Balayage: So how does it work?
Balayage is a freehand painted technique that gives hair a natural shift in shade intensity from dark to light with the color being brushed directly onto your hair. This gives a natural sun-kissed appearance like what you would get if you spent a few months in the Caribbean. The shift in color is very subtle and compared to regular foil highlights regrowth lines are far less noticeable.
The colored sections must be done very close and fine at the root, which leads to a thicker highlight at the ends of your hair. Applied just on the surface of your hair and not saturated all the way through, the final look is nothing short of stunning.
Balayage or Ombre: What’s the difference?
Balayage aims for a naturally highlighted look that creates great depth and dimension throughout the hair. Ombre is a more dipped-ends look where the effect on the tips of your hair is more pronounced. Generally, it goes from a dark root to a medium color in the mid-lengths and finishing with the ends being the brightest. The amazing this about both styles, (though more so Balayage) is how subtle the shift in color is with out-growth. As time passes you won’t begin to see a dramatic demarcation line through your hair. The effect is a little less subtle with ombre which is typically best for wavy or curly hair. If you have dark hair, Ombre is generally the better option.
What I really love about my new Balayage look is how the hair stylist custom geared it towards my skin tone. The lighter tones are perfectly placed to flatter my skin. This is perhaps the main reason you should have it done by a professional stylist rather than doing it yourself (which you can do). Since it’s a surface technique it needs to be applied evenly, otherwise, the contrast may look too strong and the whole effect can backfire.

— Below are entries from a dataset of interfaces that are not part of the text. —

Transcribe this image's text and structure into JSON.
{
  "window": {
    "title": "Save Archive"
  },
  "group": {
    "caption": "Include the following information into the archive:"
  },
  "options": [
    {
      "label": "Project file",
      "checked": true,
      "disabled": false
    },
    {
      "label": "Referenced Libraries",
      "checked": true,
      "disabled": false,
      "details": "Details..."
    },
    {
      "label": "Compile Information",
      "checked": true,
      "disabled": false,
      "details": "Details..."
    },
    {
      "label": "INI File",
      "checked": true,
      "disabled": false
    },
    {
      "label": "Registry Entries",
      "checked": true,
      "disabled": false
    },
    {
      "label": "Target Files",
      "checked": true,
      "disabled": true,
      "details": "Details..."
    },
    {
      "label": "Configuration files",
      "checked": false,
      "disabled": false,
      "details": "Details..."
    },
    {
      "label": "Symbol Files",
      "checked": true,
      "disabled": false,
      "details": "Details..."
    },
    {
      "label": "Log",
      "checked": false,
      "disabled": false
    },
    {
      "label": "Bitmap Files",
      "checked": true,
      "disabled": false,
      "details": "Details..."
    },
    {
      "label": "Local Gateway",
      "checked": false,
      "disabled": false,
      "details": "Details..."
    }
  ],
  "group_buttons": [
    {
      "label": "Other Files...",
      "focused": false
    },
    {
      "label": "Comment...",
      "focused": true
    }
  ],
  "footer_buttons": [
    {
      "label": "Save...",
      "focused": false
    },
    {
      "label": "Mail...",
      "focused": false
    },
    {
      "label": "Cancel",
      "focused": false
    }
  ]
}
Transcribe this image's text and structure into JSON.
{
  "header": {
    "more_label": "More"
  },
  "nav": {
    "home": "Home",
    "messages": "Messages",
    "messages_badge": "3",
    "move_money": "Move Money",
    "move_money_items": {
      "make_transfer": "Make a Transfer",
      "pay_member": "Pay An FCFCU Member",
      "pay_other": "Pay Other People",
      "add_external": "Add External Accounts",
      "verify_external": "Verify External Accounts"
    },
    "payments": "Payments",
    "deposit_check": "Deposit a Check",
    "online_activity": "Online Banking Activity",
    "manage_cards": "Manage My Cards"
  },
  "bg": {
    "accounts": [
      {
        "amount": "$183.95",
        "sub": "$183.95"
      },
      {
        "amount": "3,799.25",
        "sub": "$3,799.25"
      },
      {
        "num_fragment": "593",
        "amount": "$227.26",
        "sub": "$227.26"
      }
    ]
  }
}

How much maintenance does it need?
This is another great thing, compared to regular foil highlights, which need a recoloring every six weeks, Balayage only needs a recoloring once every 12-14 weeks as the highlights grow out naturally. This saves you both money and time in the long run.
Have a look some of these killer styles and see how much of a difference it makes. For such a natural look and low maintenance, it’s easily the best hair styling I’ve had in a while.